## [WORK TASK]
Only lines with the string "selected" should be returned from the data below.

## [RECORDS FOR THE TASK]
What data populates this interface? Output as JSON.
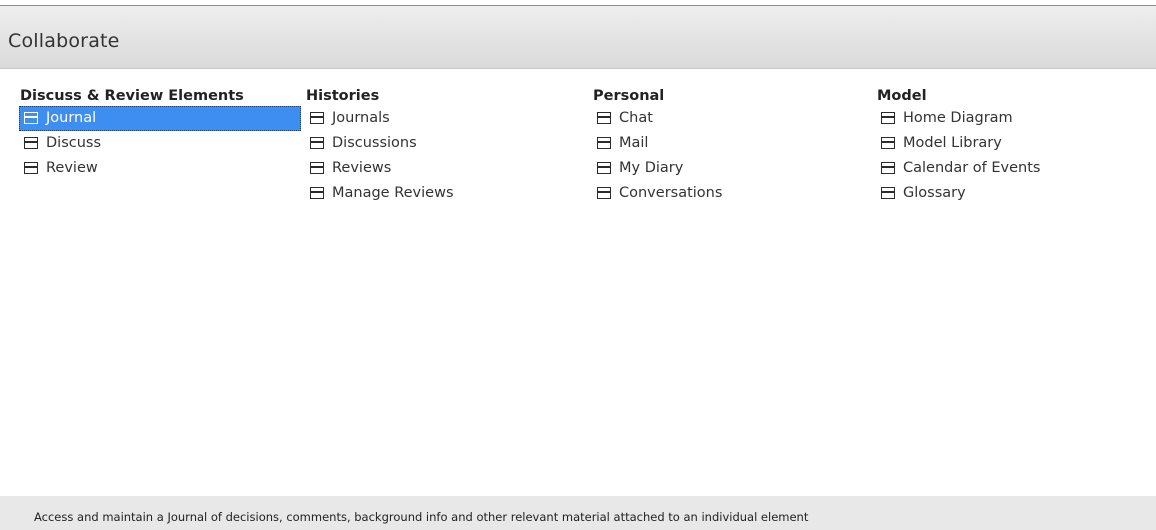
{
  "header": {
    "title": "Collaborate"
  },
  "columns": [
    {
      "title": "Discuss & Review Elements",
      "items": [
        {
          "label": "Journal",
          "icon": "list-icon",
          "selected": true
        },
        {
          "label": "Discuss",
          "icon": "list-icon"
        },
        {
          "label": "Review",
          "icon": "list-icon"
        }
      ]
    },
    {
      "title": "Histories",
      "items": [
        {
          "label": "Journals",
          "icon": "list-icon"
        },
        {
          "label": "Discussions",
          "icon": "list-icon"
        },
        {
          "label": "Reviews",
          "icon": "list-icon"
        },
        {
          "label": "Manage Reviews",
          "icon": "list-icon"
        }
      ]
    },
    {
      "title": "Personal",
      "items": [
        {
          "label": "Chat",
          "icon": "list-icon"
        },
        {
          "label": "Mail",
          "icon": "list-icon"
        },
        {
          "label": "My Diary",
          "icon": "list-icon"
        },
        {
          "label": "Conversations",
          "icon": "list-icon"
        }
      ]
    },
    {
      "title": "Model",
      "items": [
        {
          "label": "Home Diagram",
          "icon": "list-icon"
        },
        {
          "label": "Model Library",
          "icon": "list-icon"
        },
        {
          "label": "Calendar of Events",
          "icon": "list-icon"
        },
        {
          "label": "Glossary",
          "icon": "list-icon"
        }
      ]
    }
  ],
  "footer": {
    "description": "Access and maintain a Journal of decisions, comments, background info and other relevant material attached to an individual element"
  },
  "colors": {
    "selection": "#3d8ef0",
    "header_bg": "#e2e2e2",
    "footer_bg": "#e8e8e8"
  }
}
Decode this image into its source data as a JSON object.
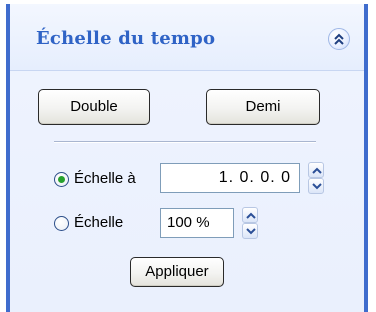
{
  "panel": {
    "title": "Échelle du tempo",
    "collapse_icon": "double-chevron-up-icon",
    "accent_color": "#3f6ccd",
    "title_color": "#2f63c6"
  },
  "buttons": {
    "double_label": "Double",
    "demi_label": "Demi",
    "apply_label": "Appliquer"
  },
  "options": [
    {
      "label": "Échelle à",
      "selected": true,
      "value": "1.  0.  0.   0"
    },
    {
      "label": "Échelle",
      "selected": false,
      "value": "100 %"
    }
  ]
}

## [RESULT BELOW]
          "selected": true
      "selected": true,
      "selected": false,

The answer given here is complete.